  6. 6.
    Bale SJ, Amos CI, Parry DM et al (1991) Relationship between head circumference and height in normal adults and in the nevoid basal cell carcinoma syndrome and neurofibromatosis type I. Am J Med Genet 40(2):206–210CrossRefPubMedGoogle Scholar
  7. 7.
    Lynnerup N (2001) Cranial thickness in relation to age, sex and general body build in a Danish forensic sample. Forensic Sci Int 117(1–2):45–51CrossRefGoogle Scholar
  8. 8.
    Wallace D, Barbieri B, Hintz SR (2000) Neonatal cerebral oxygenation measurements and the effects of curvature on frequency domain multiple distance near infrared spectroscopy. In Biomedical Optical Spectroscopy and Diagnostics. Lit (ed) Vol 38 of OSA Trends in optics and photonics, paper SuF1.
  9. 9.
    Tachtsidis I, Tisdall M, Delpy DT et al (2008) Measurement of cerebral tissue oxygenation in young healthy volunteers during acetazolamide provocation: a transcranial Doppler and near-infrared spectroscopy investigation. Adv Exp Med Biol 614:389–396CrossRefGoogle Scholar

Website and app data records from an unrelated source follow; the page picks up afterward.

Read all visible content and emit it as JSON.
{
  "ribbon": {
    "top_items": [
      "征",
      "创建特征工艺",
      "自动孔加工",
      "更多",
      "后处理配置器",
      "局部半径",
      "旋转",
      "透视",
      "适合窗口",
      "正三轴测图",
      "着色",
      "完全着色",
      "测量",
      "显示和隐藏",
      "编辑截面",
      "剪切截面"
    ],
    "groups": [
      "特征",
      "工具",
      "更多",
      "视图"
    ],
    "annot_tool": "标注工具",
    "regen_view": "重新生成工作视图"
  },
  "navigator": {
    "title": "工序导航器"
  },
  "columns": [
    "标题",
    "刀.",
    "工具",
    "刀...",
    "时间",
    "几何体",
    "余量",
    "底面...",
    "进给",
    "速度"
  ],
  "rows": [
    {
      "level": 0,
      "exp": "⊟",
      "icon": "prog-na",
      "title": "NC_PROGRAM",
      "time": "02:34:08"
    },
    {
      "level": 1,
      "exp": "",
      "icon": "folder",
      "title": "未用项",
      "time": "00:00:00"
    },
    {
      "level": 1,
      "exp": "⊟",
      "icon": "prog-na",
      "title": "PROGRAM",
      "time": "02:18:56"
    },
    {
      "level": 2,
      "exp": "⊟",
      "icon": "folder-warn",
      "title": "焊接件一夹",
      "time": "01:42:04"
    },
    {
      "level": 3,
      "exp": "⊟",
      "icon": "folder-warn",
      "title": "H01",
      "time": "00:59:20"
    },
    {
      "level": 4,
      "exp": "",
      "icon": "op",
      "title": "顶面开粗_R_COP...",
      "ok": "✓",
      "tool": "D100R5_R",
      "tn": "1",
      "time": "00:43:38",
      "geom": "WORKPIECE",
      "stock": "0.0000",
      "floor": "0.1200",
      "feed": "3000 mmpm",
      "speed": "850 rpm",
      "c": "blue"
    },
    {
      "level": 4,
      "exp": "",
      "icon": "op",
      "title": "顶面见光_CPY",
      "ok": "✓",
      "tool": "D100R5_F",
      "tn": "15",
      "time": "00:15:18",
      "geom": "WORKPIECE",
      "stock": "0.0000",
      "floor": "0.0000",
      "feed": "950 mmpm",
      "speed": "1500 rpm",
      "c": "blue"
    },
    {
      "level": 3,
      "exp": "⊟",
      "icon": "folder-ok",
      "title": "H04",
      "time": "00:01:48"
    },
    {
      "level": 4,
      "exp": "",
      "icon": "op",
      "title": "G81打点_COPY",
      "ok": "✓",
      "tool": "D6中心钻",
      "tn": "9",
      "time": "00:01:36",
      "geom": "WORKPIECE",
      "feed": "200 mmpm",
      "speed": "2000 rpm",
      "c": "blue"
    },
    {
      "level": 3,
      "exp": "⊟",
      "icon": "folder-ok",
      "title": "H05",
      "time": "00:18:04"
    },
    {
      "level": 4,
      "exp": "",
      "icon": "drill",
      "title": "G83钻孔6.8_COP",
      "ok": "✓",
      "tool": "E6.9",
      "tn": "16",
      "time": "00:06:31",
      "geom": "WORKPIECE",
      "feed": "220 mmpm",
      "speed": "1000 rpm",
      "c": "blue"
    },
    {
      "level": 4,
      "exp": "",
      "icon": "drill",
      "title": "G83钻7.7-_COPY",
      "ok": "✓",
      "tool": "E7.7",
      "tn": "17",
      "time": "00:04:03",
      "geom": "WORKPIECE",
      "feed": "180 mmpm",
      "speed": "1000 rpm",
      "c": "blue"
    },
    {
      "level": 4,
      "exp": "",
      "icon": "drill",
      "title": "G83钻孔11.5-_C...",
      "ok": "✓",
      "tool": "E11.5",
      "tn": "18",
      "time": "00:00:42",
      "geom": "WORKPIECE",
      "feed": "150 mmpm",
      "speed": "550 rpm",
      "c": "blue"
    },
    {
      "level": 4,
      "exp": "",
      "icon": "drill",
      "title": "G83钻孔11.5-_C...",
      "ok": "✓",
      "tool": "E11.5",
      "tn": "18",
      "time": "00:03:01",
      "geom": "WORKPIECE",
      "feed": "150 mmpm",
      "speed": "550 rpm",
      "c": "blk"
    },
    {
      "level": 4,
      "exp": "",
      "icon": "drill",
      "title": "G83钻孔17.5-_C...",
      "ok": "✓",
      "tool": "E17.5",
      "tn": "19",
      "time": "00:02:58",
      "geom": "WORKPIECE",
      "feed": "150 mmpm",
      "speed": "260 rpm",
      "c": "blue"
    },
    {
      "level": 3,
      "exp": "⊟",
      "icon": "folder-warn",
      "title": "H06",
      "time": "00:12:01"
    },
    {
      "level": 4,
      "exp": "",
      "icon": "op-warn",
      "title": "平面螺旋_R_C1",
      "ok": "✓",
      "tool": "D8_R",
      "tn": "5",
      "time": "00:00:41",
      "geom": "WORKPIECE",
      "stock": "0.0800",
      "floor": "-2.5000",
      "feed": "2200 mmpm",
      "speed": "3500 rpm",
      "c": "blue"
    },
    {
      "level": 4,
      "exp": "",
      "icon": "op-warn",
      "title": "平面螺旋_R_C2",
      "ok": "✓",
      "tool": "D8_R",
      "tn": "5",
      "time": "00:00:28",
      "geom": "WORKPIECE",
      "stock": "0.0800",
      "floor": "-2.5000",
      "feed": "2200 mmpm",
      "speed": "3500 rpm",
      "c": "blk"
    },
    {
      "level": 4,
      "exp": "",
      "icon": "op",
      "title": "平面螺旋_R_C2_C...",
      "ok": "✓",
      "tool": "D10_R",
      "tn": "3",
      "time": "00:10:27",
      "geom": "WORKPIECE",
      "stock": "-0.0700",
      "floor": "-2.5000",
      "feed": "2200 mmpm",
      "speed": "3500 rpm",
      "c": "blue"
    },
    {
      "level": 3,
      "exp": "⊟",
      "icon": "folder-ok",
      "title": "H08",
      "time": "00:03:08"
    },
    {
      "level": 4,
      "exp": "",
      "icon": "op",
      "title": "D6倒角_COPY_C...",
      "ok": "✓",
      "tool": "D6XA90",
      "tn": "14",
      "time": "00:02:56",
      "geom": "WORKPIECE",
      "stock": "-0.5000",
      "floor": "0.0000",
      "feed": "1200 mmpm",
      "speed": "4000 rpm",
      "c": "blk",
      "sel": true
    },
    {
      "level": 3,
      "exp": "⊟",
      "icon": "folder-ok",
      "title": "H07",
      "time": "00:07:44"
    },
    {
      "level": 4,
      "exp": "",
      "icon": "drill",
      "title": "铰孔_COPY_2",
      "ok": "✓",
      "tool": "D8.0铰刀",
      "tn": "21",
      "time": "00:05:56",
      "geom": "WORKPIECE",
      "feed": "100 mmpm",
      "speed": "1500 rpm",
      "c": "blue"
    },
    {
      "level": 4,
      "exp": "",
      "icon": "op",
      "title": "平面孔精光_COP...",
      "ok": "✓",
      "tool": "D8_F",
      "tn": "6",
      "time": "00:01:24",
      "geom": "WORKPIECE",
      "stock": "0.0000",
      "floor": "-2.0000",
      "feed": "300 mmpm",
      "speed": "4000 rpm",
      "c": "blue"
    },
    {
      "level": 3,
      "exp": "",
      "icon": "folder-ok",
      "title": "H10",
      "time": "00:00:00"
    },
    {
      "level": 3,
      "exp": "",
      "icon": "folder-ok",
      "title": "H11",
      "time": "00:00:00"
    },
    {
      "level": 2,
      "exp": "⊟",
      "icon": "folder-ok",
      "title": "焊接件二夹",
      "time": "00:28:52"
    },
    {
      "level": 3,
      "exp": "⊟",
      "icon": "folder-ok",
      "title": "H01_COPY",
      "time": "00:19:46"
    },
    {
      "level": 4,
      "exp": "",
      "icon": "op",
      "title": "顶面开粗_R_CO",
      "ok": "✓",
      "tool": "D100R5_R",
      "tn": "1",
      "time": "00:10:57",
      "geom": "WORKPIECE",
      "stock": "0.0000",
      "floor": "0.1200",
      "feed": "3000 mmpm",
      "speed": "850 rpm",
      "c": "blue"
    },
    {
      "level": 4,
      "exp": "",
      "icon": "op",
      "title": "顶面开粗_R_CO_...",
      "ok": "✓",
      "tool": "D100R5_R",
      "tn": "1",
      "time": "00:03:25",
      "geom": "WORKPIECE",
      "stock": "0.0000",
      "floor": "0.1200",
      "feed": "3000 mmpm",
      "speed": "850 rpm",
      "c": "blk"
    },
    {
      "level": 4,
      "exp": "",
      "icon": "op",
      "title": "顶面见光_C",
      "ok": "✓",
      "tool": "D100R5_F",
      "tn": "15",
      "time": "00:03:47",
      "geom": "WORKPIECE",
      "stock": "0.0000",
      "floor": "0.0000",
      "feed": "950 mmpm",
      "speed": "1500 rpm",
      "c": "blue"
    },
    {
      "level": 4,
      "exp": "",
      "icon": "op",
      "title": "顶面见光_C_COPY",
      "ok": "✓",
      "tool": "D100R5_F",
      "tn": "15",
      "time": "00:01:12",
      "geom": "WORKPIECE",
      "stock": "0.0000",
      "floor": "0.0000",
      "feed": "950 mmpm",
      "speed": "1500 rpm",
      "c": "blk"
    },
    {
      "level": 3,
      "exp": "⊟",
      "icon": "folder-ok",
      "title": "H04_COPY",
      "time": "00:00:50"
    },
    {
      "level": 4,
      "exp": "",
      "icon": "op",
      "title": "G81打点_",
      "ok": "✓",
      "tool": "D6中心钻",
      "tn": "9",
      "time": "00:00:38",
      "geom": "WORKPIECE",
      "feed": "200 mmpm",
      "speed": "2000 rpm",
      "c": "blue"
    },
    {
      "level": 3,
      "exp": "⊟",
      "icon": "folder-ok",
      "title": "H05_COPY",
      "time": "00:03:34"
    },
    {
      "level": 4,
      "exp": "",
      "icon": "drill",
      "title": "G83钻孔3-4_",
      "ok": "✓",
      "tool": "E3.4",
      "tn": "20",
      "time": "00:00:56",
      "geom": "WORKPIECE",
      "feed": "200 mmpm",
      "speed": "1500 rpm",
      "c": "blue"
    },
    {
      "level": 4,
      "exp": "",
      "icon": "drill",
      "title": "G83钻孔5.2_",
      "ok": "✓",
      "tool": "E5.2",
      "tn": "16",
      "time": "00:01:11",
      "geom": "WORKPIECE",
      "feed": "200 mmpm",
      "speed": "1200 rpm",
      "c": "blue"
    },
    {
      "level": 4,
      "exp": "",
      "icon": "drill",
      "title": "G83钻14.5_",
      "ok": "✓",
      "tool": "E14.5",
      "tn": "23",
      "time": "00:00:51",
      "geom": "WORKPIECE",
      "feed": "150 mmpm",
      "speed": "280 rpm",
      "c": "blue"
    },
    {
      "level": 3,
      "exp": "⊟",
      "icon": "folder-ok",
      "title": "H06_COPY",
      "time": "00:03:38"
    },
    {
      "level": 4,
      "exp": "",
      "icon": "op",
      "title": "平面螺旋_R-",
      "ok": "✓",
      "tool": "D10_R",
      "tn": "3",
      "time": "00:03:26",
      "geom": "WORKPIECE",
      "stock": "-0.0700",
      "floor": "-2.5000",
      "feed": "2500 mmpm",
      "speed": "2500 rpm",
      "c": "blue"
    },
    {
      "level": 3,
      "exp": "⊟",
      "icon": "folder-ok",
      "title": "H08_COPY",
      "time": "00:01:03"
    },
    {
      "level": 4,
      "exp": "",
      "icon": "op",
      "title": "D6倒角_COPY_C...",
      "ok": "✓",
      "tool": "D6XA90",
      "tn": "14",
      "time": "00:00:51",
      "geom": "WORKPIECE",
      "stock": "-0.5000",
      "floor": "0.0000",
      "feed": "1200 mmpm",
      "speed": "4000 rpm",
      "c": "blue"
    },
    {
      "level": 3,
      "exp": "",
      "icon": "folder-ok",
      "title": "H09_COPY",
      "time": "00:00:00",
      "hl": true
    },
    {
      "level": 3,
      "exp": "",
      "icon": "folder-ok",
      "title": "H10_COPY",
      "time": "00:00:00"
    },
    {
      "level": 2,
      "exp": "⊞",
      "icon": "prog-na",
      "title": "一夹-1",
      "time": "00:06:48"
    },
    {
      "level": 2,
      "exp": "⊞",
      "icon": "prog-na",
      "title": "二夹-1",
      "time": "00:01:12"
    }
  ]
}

Copyright information

© Springer Science+Business Media New York 2013

Authors and Affiliations

  • Thomas Muehlemann
    • 1
  • Lisa Holper
    • 1
  • Juergen Wenzel
    • 2
  • Martin Wittkowski
    • 2
  • Martin Wolf
    • 1
  1. 1.Biomedical Optics Research Laboratory, Division of Neonatology, Department of Obstetrics and GynecologyUniversity Hospital ZurichZurichSwitzerland
  2. 2.Department of Flight PhysiologyDLR-Institute of Aerospace MedicineCologneGermany

Personalised recommendations